The Jurisprudence Of The Fifa Dispute Resolution Chamber

Author: Frans de Weger
Publisher: Springer
ISBN: 9462651264
Size: 59.18 MB
Format: PDF, Docs
View: 7713
This book addresses the most important judicial aspects in relation to the FIFA Dispute Resolution Chamber (DRC), as well as the different categories of disputes, inter alia, the termination of player contracts, the amount of compensation, sporting sanctions, training compensation and the solidarity mechanism. The DRC was established in 2001 by FIFA for the purpose of resolving disputes regarding the international status and transfer of players. Since then the DRC has developed into a major and influential alternative resolution body, with an impressive and everincreasing caseload. In this updated and revised Second Edition the most important decisions of the DRC as of the date of its establishment in 2001 until 2016 are analysed. It is a reference work for those with a legal and financial interest in professional football, such as lawyers, agents, managers and administrators, but is also aimed at researchers and academics. Michele Bernasconi, Attorney-at-law in Zurich, Switzerland, Arbitrator at CAS and President of the Swiss Sports Law Association provided a foreword for the book. Frans M. de Weger is senior legal counsel working for the Dutch Federation of Professional Football Clubs (FBO). In 2015 he was, at the proposal of the European Club Association (ECA), appointed as an arbitrator for the Court of Arbitration for Sport (CAS). As a legal counsel and a CAS arbitrator he is involved in several national and international football-related legal disputes. This book appears in the ASSER International Sports Law Series, under the editorship of Prof. Dr. Ben Van Rompuy and Dr. Antoine Duval. “Frans de Weger’s work on the jurisprudence of the DRC is a “must-have” for anybody dealing with sports law and, in particular, dealing with football issues under the FIFA Regulations on the Status and Transfer of Players.” Massimo Coccia Professor of International Law and Attorney-at-Law in Rome and CAS Arbitrator “Where to go when trying to understand the FIFA Regulations on the Status and Transfer of Players?

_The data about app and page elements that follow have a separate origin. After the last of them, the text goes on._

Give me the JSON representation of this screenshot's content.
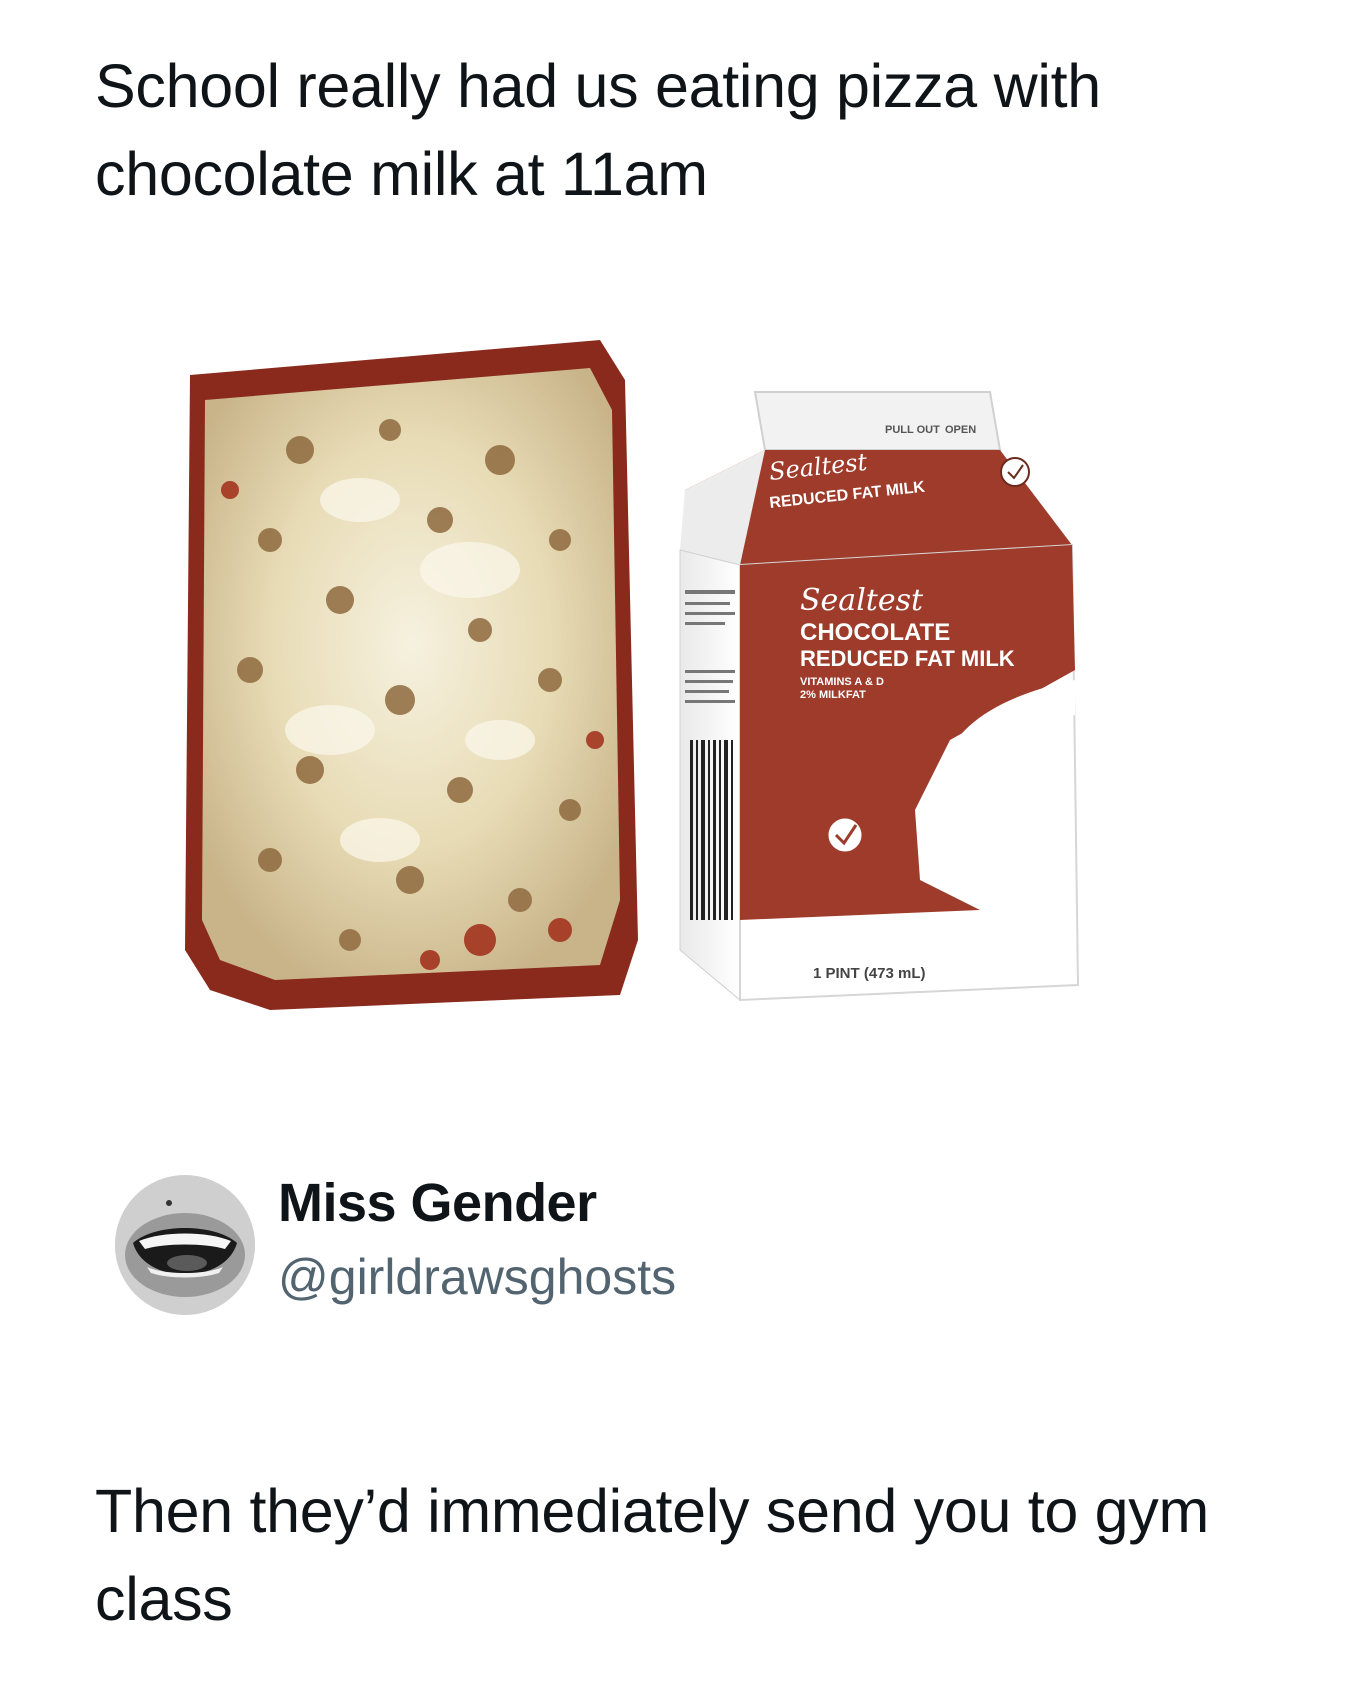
{
  "tweet": {
    "text": "School really had us eating pizza with chocolate milk at 11am",
    "media": {
      "pizza_image": "rectangular-school-pizza-slice",
      "milk_carton_image": "sealtest-chocolate-milk-carton",
      "carton_text": {
        "top_flap": "SEALTEST",
        "tab_left": "PULL OUT",
        "tab_right": "OPEN",
        "brand": "Sealtest",
        "product_line_1": "CHOCOLATE",
        "product_line_2": "REDUCED FAT MILK",
        "vitamins": "VITAMINS A & D",
        "fat": "2% MILKFAT",
        "size": "1 PINT (473 mL)"
      }
    }
  },
  "author": {
    "display_name": "Miss Gender",
    "handle": "@girldrawsghosts",
    "avatar": "avatar-mouth-icon"
  },
  "reply": {
    "text": "Then they’d immediately send you to gym class"
  },
  "colors": {
    "text_primary": "#0f1419",
    "text_secondary": "#536471",
    "carton_brown": "#9e3b2b",
    "background": "#ffffff"
  }
}
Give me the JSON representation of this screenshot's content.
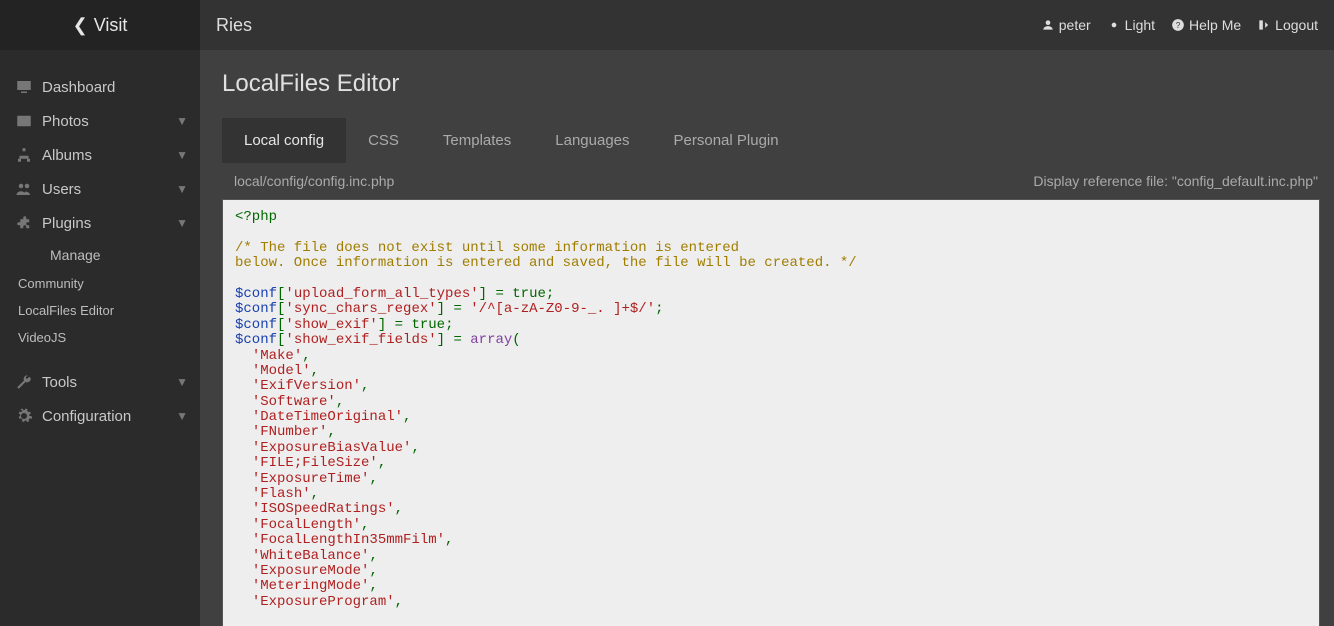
{
  "visit_label": "Visit",
  "topbar": {
    "title": "Ries",
    "user": "peter",
    "theme": "Light",
    "help": "Help Me",
    "logout": "Logout"
  },
  "sidebar": {
    "items": [
      {
        "label": "Dashboard",
        "expandable": false
      },
      {
        "label": "Photos",
        "expandable": true
      },
      {
        "label": "Albums",
        "expandable": true
      },
      {
        "label": "Users",
        "expandable": true
      },
      {
        "label": "Plugins",
        "expandable": true
      }
    ],
    "plugin_sub": [
      {
        "label": "Manage",
        "icon": true
      },
      {
        "label": "Community"
      },
      {
        "label": "LocalFiles Editor"
      },
      {
        "label": "VideoJS"
      }
    ],
    "items2": [
      {
        "label": "Tools",
        "expandable": true
      },
      {
        "label": "Configuration",
        "expandable": true
      }
    ]
  },
  "page": {
    "title": "LocalFiles Editor"
  },
  "tabs": [
    {
      "label": "Local config",
      "active": true
    },
    {
      "label": "CSS"
    },
    {
      "label": "Templates"
    },
    {
      "label": "Languages"
    },
    {
      "label": "Personal Plugin"
    }
  ],
  "filebar": {
    "path": "local/config/config.inc.php",
    "ref": "Display reference file: \"config_default.inc.php\""
  },
  "code": {
    "open_tag": "<?php",
    "comment_l1": "/* The file does not exist until some information is entered",
    "comment_l2": "below. Once information is entered and saved, the file will be created. */",
    "var": "$conf",
    "k1": "'upload_form_all_types'",
    "v1": "true",
    "k2": "'sync_chars_regex'",
    "v2": "'/^[a-zA-Z0-9-_. ]+$/'",
    "k3": "'show_exif'",
    "v3": "true",
    "k4": "'show_exif_fields'",
    "array_kw": "array",
    "fields": [
      "'Make'",
      "'Model'",
      "'ExifVersion'",
      "'Software'",
      "'DateTimeOriginal'",
      "'FNumber'",
      "'ExposureBiasValue'",
      "'FILE;FileSize'",
      "'ExposureTime'",
      "'Flash'",
      "'ISOSpeedRatings'",
      "'FocalLength'",
      "'FocalLengthIn35mmFilm'",
      "'WhiteBalance'",
      "'ExposureMode'",
      "'MeteringMode'",
      "'ExposureProgram'"
    ]
  }
}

Now Frans de Weger has the answer with his new version of the much-awaited and needed Jurisprudence of the FIFA Dispute Resolution Chamber.” Juan de Dios Crespo Pérez Sports Lawyer “The second edition of this book, which is systematic and practical at the same time, will surely be of great interest to both specialists active in the world of “football law” and aspiring individuals.” Wouter Lambrecht Attorney-at-law, Head of Legal at the European Club Association, FIFA Dispute Resolution Chamber Member and Mediator at the CAS